Since its launch in 1997, CaringBridge has offered a safe place for hundreds of thousands of patients and caregivers to turn after diagnosis, illness, injury, premature birth … any health crisis. Our Vision reflects how families and loved ones like you see CaringBridge: A world where no one goes through a health journey alone.
Even with CaringBridge users spread across all 50 states and 235 countries and territories, we still hear–often –that everyone needs to know CaringBridge is available to support families through the toughest times of life: free, advertising-free, and always protective of privacy.
So with the encouragement of those whom CaringBridge has helped, and the participation of five families who have used CaringBridge over the years, we have created a series of short videos to encourage patients and caregivers everywhere to start a site. Please watch, enjoy … and spread the word about CaringBridge.
And finally, because it is human nature to want to know the stories behind the stories, please take a moment to meet the amazing families who appear in the videos:

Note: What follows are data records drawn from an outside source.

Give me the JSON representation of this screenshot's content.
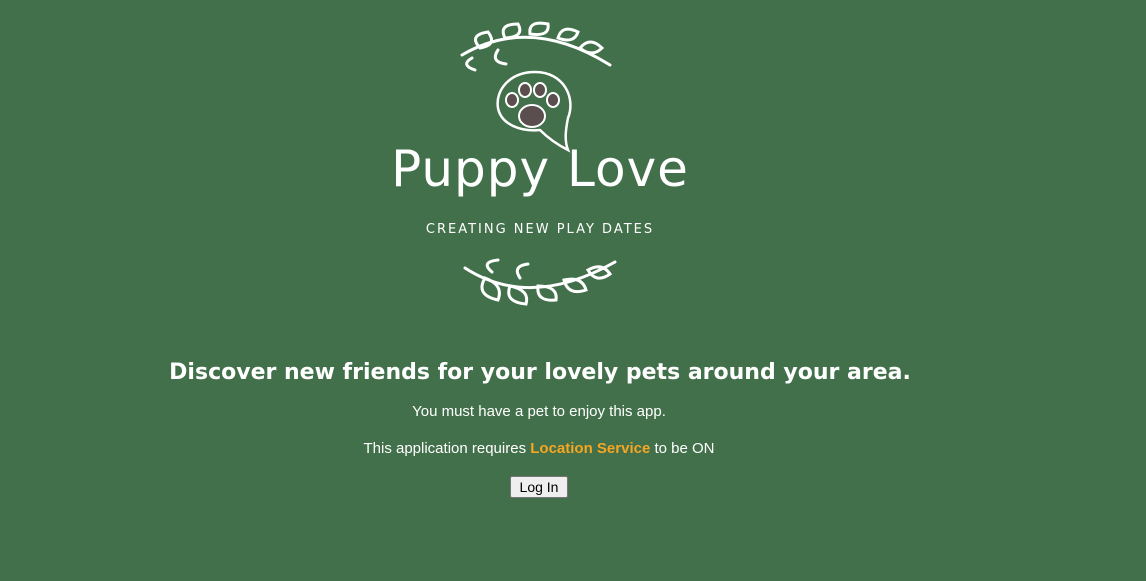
{
  "logo": {
    "title": "Puppy Love",
    "tagline": "CREATING NEW PLAY DATES",
    "icon": "paw-speech-bubble-icon"
  },
  "main": {
    "headline": "Discover new friends for your lovely pets around your area.",
    "requirement_pet": "You must have a pet to enjoy this app.",
    "requirement_location_prefix": "This application requires ",
    "requirement_location_highlight": "Location Service",
    "requirement_location_suffix": " to be ON",
    "login_label": "Log In"
  },
  "colors": {
    "background": "#41704a",
    "text": "#ffffff",
    "highlight": "#f5a623"
  }
}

- Abby Scott of Jupiter, FL, was a red-haired toddler in 2009, when her Mom, Jennifer, started writing on CaringBridge. Abby had been diagnosed in-utero with an extremely rare condition called Congenital Femoral Deficiency—her right femur was half the length of her left femur. Over years of hip and knee reconstructions and painful leg-lengthening surgeries, all documented on her CaringBridge site, Abby’s goal has been simple: to have both feet on the ground. Her parents said they have come to regard CaringBridge as their family’s blog, and that they intend to keep posting … forever.

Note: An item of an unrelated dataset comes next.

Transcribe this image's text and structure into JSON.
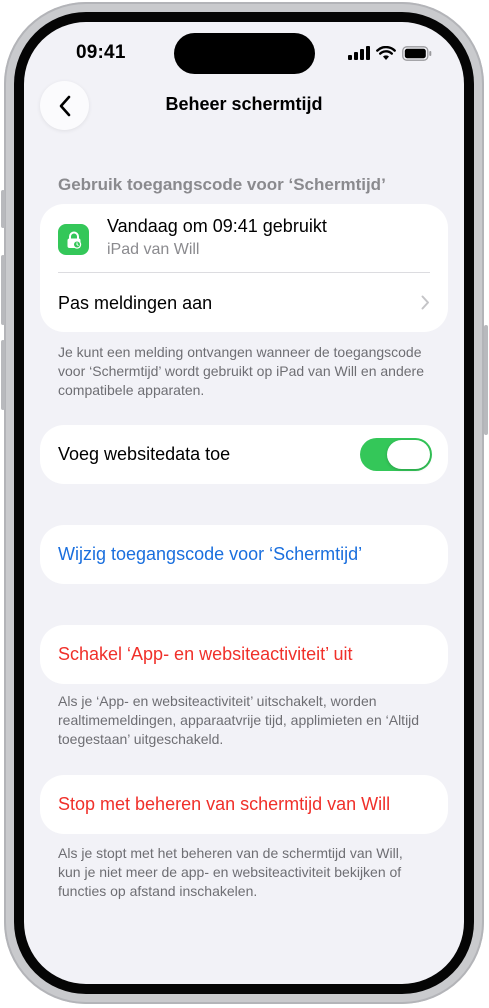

- Molly Sturgis of Chaska MN, said that after her toddler son, Telly, was diagnosed with acute myeloid leukemia, many people assured her that cancer had a silver lining. In 2014, a year during which Telly remained in the hospital for 118 days straight, Molly said she couldn’t imagine any upside to her child’s suffering. But today, as cancer-free Telly turns somersaults in the living room, Molly said her family feels lucky, and blessed. Among her biggest blessings was the support that came through CaringBridge. She said, “It lifted me up when I was at my lowest.”
- As a U.S Army veteran—82nd Airborne Division—and sheriff’s deputy for 13 years, Jeff Edwards of Herman, MN, had survived many dangerous situations and close calls. So when he broke his neck in shallow water, while on vacation in Mexico in 2015, family and friends back home were desperate for information on what had happened, and how they could help. A friend of the family set up a CaringBridge site for Jeff, which longtime girlfriend Dani Murdoff used to keep everyone updated through Jeff’s surgeries and physical rehabilitation at the Spinal Cord Injury & Disorder Center at the Minneapolis VA Health Care System. Jeff said that during the months he was far from home, comments posted to his CaringBridge Journal provided inspiration and motivation to heal.
- Since receiving a new liver in 2015, Chad Methum of New Hope, MN, has not wavered in honoring his second chance at life. Even as memories of edging toward 39 on a scale of 40 for end-stage liver disease become more distant, Chad still takes very seriously his exercise routine and commitment to healthy eating. He is back to walking his dogs with his fiancé, Trista, and plays 18 holes of golf as often as one can, living in Minnesota. Chad said his CaringBridge site is the record of him becoming whole again, albeit now with a 12-inch scar across his abdomen.
- Over the years that Andre Beasley of Somerset, WI, has faced kidney cancer—twice—his mom, Amy, said she has found in CaringBridge a safe place to turn for hope, help and healing. “So many people have said, ‘Oh, I could never be as strong as you are going through this,’” Amy said. “But with the support that comes through CaringBridge, we know we are not alone.” Amy said she believes that sharing Andre’s story, will inspire more people to treat kids with cancer simply as kids. She said, “They are just average people who have gotten news most people their age have never had to deal with.”